Revisit my entry Miranda Devine here from the Ministry of Truth and then read New test against bias imposed on programs in today’s Sydney Morning Herald. It would appear that the more the ABC comes to resemble Quadrant the more “impartial” it will be deemed to be, and this is not, as it would have seemed at one time, a joke. This is deadly serious culture warring on the part of the culture warriors who feed from and faithfully reflect the world-view of the Great Grey Garden Gnome of Kirribilli House who squats on our body politic like some malevolent cane toad. Not that I am in the least biased, of course. But just read these grabs from the Herald article:
THE ABC faces its biggest cultural shake-up in 20 years when it announces today that programs from chat shows to science debates will have to achieve new standards of impartiality, actively fight “bias” and present more diverse opinions on the network…
Under the guidelines, a wide range of factual shows from children’s television to religious programs will have to meet stringent standards, similar to those on impartiality already in place for ABC news and current affairs.
The changes will open the ABC to far greater pressure from lobby groups wanting to complain about its coverage of contentious scientific and social issues such as global warming, children’s vaccinations and sexual mores.
The changes, driven by the ABC board, will also affect ABC radio announcers such as Virginia Trioli, Richard Glover, Fran Kelly and Phillip Adams, who will be under greater scrutiny, as well as programs like The Science Show, The Health Report and television documentaries…
At one point, board members were demanding that satirical shows like The Chaser should be subjected to the “impartiality” test. One insider said “there was a moment where it looked like satire was gone” because the guidelines were so strict it could not be produced. Another told the Herald it was “a hell of a battle to stop it being too awful”.
In the final draft, both performance programs such as The Chaser and opinion programs were exempted, although the ABC is committed to broadcasting a range of opinions.
Long-time program makers are worried the guidelines will make ABC documentaries bland. Some members of the board were anxious to extend the guidelines to documentaries after the ABC broadcast Outfoxed, a program critical of Rupert Murdoch’s Fox News. One ABC manager told the Herald that under the new guidelines “the pre-emptive buckle will achieve a new ascendancy”.
And this cave-in to the exceedingly biased new board members is presented as a “compromise”? I wonder if new standards of impartiality will turn out to be shocking new standards of partiality? Will we be treated to even more of the whackos and juvenile rightists who so often infest Michael Duffy’s Counterpoint?
Want to see the future? Then visit Murdoch’s Australian today for yet another well-timed opinion piece: Rudi Michelson: Privatise the ABC. “With its poor performance, entrenched ideological bias and ‘Vietcong-style’ industrial strife, surely it’s time we sold the public broadcaster.”
The ABC is becoming less relevant and less credible.

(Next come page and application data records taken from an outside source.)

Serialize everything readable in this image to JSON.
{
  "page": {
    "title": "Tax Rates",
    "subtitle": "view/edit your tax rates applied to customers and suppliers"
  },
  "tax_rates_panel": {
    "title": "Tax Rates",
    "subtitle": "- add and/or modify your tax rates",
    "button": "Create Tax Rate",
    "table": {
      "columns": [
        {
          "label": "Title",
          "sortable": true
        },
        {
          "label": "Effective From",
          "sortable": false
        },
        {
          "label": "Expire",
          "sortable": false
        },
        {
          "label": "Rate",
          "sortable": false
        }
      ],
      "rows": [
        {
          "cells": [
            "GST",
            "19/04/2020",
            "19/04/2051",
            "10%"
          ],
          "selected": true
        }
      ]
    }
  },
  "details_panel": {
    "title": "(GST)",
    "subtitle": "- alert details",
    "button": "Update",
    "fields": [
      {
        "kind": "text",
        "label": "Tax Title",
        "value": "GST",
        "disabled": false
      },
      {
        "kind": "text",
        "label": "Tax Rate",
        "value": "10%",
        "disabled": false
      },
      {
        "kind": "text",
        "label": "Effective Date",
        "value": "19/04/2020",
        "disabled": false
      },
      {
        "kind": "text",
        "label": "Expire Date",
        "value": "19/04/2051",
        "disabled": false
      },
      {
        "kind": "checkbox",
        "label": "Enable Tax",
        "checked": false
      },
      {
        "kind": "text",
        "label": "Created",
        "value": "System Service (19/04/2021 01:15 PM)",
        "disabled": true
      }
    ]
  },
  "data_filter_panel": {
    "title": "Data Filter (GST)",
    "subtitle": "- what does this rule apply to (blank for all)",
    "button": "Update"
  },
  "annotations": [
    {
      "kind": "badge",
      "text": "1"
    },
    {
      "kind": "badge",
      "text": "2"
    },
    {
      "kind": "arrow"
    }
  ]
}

It started out with roughly 50 per cent market share of Australian media in 1932; today its total media market share must be 5 per cent or less. The Government has a clear role to regulate media, but there is no compelling reason why it should own and operate an entertainment business.